Vilvoorde power station ready to make up potential shortages
A new gas-fired power station in Vilvoorde could do much to ease electricity problems this winter brought on by the closure of three nuclear power reactors
The Vilvoorde plant (pictured) has in recent months been transformed from closed-cycle to open cycle, which required the construction of a new chimney. The station is now capable of producing 265 megawatts (MW) of energy when required.
The federal government aims to construct a strategic reserve of 850 MW to cope with peaks in demand. The German-owned E.ON would produce 750 MW between its Vilvoorde plant and one in Seraing in Wallonia. The remaining 100 MW would come from large consumers who have committed to reducing their own consumption at peak moments.
Belgium will be dependent on imports throughout the winter, according to a report produced by the European association of grid managers ENTSO-E. “Each week could be potentially critical," the report says.
In Europe as a whole, there is enough capacity to meet demand, even in the case of severe winter weather, the report states. Some countries, like Belgium, will be dependent on imports.
The problem will be seen during severely cold weather, when the import requirement will reach 3.6 gigawatts, far higher than Belgium’s strategic reserve can handle. The critical moment will be reached at minus six degrees, with wind power operating at only 20%, according to simulations.

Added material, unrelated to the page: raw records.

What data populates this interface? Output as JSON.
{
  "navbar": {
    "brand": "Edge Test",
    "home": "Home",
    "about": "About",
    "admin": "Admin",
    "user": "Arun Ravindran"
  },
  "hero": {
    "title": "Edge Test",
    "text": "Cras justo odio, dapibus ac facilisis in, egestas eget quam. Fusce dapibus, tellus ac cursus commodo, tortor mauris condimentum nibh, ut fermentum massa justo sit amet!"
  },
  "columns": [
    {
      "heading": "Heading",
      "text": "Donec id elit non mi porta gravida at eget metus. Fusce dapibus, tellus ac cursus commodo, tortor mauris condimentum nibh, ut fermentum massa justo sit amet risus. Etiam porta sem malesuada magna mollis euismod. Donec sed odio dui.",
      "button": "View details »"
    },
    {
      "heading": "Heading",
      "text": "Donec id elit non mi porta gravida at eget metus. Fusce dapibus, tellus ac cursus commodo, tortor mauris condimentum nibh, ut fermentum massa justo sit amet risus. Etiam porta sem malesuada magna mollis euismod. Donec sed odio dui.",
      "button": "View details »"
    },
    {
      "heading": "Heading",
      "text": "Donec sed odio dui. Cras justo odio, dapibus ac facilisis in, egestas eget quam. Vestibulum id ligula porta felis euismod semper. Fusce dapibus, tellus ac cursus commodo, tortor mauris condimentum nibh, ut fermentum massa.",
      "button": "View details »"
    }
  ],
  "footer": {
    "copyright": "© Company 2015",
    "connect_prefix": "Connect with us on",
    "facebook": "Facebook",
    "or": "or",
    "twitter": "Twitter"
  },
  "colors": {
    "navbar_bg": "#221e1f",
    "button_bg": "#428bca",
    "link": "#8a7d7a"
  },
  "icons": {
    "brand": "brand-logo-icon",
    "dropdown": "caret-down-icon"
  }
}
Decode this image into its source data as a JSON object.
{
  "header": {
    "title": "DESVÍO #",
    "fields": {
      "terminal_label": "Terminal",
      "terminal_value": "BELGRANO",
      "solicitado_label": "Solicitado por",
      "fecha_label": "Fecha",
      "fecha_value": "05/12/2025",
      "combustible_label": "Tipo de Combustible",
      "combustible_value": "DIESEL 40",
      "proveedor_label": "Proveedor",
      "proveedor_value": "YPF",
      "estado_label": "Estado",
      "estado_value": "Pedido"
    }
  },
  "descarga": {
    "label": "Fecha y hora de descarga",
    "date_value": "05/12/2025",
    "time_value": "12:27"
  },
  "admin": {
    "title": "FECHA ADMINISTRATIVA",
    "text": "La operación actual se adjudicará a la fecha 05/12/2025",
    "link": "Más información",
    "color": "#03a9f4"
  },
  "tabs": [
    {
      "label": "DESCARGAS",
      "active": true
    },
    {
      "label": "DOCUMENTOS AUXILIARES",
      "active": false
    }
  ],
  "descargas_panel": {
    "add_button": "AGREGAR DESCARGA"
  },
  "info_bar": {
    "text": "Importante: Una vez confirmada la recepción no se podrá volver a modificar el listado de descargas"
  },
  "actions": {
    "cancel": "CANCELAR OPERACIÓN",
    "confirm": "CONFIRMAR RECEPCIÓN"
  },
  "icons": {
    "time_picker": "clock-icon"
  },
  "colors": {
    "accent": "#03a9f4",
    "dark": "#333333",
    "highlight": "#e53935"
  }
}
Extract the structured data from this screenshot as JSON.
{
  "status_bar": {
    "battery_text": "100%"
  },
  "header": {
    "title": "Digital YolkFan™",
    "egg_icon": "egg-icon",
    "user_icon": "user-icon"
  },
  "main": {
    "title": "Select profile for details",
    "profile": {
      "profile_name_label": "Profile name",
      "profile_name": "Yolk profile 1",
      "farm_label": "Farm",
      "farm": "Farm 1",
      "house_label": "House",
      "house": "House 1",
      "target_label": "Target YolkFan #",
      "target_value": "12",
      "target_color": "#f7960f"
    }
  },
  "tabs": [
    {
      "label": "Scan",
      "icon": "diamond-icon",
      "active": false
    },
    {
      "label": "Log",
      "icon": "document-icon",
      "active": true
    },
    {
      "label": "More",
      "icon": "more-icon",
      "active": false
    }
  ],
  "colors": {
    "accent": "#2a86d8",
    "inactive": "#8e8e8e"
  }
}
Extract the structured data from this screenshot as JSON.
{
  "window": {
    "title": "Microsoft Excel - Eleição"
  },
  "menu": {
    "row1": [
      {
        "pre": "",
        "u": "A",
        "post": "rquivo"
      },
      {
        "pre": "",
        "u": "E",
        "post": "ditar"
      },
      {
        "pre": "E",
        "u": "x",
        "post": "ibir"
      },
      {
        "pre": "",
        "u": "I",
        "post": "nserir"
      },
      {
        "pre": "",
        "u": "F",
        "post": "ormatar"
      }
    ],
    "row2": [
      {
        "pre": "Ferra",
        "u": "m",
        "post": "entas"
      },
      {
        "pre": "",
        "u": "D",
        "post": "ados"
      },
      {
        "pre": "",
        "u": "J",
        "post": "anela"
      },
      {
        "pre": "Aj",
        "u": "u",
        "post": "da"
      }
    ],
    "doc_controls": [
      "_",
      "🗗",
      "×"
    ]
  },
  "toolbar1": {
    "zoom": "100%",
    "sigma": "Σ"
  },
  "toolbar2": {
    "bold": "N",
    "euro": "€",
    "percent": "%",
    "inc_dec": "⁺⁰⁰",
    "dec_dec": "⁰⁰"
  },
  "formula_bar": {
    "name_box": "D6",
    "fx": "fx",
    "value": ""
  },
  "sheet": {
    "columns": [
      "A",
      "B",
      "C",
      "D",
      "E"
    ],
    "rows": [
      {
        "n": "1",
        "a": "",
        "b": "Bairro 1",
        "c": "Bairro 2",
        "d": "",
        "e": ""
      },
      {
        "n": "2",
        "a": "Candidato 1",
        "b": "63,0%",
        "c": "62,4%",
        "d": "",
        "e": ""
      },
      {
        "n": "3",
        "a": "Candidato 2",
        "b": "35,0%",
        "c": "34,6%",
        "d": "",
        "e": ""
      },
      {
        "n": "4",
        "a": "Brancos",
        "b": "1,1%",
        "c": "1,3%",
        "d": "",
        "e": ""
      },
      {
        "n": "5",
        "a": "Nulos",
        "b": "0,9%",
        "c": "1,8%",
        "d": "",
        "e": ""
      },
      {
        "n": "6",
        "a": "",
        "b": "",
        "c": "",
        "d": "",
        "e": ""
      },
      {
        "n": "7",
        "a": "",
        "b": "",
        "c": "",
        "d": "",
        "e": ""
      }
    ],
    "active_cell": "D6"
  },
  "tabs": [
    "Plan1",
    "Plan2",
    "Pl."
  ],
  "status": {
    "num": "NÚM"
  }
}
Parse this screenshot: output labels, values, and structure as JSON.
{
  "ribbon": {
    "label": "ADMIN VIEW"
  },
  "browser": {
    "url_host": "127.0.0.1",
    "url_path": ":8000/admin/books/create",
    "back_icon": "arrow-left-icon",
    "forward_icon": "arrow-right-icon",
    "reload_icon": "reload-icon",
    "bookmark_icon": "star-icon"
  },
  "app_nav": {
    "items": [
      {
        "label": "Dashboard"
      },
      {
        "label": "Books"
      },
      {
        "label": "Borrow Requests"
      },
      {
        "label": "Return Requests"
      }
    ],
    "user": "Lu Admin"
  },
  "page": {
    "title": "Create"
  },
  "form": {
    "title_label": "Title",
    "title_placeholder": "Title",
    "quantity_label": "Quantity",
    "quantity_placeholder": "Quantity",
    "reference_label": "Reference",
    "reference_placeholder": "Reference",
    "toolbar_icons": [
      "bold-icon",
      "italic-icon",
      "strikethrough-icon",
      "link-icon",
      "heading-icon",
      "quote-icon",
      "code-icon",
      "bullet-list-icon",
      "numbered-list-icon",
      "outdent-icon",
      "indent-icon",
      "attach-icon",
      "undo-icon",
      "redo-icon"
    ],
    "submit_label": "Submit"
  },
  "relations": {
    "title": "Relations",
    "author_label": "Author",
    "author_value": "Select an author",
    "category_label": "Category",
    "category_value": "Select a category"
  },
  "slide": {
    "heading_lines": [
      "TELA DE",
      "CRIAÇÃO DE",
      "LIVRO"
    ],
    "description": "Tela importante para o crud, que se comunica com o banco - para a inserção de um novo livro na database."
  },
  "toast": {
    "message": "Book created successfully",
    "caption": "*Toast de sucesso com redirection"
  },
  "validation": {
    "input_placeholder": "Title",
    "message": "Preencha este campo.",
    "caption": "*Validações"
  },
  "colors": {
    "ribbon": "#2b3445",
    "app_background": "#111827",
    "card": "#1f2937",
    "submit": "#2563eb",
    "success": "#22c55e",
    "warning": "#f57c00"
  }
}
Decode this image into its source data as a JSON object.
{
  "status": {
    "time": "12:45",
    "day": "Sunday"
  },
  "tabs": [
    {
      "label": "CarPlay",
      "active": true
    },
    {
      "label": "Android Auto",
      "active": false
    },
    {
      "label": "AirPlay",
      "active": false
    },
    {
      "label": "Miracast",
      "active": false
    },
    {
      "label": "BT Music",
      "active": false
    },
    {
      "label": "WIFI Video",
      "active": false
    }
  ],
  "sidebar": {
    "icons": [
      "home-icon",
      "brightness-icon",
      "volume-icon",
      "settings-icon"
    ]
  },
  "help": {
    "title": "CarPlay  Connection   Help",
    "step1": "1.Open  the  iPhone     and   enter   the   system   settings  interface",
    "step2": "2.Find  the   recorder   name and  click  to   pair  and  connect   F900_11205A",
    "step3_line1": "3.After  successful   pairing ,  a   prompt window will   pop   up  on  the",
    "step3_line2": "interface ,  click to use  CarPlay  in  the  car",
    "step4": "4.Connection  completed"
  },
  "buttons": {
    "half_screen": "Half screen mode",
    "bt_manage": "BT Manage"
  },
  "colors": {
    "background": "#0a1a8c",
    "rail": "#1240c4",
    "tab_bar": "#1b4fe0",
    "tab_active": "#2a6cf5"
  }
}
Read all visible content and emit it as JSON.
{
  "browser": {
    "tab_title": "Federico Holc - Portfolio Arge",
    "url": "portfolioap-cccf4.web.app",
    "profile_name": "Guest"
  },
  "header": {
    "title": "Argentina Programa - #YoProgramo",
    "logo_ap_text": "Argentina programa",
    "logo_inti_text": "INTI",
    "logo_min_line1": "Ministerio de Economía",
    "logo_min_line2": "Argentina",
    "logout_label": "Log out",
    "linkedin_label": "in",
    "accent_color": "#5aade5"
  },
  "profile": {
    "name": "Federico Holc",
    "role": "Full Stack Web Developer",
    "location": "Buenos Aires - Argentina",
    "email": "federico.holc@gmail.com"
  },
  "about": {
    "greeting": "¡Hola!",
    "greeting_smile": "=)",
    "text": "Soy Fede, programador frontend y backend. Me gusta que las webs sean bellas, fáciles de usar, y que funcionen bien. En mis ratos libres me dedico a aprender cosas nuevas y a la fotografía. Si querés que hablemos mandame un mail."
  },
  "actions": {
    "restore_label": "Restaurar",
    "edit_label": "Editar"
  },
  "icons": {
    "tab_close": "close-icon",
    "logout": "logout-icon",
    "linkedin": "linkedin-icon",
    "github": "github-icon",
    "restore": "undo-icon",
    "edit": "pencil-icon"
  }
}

Photo courtesy De Standaard
employees in 2013
production capacity in megawatts in 2013
millions customers in 2013